Kevin’s Conversations: Mourn With Those Who Mourn
I have never been one who is good with finding words of comfort, or any words at all, for that matter, in the wake of tragedy. As an introvert who often finds it awkward to express feelings and emotion, things become even that much tougher when some terrible happening is involved. I’ve always been better at putting my thoughts into written word, but even that has its limits.
And so, as I reflect on the wretched occurrence in Las Vegas, I wish I had some wise or consoling words of significance, but I find myself coming up short. I will leave the undertaking of sharing meaningful written thoughts of care and comfort and wisdom to those who are better equipped, as they would do a much better job. That does not mean that my heart doesn’t grieve for those who have been afflicted by this tragedy and wish that I could do or say something to make things better. But God bless those who are gifted with speaking words of wisdom and consolation in such horrible circumstances.

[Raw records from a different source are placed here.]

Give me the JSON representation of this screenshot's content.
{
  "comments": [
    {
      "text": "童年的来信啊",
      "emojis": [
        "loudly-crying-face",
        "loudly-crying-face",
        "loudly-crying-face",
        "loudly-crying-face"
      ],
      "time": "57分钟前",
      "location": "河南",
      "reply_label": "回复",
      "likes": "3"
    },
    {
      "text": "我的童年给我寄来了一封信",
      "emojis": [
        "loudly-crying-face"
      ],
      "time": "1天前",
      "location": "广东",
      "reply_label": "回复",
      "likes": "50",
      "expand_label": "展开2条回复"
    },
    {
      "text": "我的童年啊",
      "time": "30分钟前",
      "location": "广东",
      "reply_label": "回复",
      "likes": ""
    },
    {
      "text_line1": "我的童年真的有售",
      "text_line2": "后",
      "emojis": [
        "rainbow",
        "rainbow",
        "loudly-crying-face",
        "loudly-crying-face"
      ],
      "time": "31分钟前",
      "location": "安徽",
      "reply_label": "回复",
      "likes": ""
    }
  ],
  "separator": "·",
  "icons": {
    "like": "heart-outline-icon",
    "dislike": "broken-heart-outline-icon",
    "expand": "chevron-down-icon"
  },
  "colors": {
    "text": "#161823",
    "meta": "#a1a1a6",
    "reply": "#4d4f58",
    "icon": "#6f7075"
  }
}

As I awoke Monday morning to the upsetting news of the shooting in Las Vegas, it only took to my lunchtime perusal of Facebook to see the political arguments flying. Arguments by those who just can’t believe we allow for such horrific events in our country due to our lack of substantial gun laws and arguments by those who say that guns are unfairly blamed and that greater restrictions will only prevent more of the good people from being able to stop or constrain other violent happenings, and that the bad guys will kill no matter what the laws. Soon enough there were arguments about everything that could conceivably be connected to the shooting. And my heart was saddened even more.
These are major issues that need real attention in finding solutions that limit these kinds of terrible incidents the best that we can. They need serious time, discussion, and action. Yet, just like the NFL protests or the hurricane destruction in Puerto Rico or many other recent issues, a difficult circumstance like this invokes knee-jerk reactions to hastily fortify political positions and to attack the other side which is most definitely in the wrong.
Where has our capacity to first mourn and grieve and give comfort gone? While it is still there to some degree, seemingly our culture grows increasingly prone to hurriedly grab political weapons in the occurrence of any catastrophe and to promptly place our focus on political battle. For more and more, we seemingly no longer need to cry out, “Why?!?!”……. because we know why……. it’s those idiot ingrates on the other side of the political aisle who are responsible for this. Feelings of anger in response to such evil is quite understandable, but our handling of those angry feelings may not always be constructive or beneficial.
My own shortcomings cause me to struggle to come up with words to express my grieving and mourning and ability to share comfort or insight with others. Then because of those struggles, I come to desire even less so to share as knowing it will be clumsy and difficult, causing me to become even more recluse. Whether relating to a big national tragedy or a much smaller personal offense, the whole thing begins to snowball.
I believe we are seeing the snowballing effect in our country in a different sense as it relates to our political division. Everything needs to be a fight nowadays, sadly even so in immediate reaction to tragic events. We are losing the ability to collectively mourn and grieve and share condolences and also the ability to respectfully dialogue about our differences. We are not all the way lost, but the trend is not good……. the snowball is growing.
May God give us the encouragement and capability to reverse this trend. Despite our own shortfalls in acting on the grace and mercies God has bestowed upon us, may God still use us to give some sense of care and comfort to those who have been affected by this horrid shooting in Las Vegas.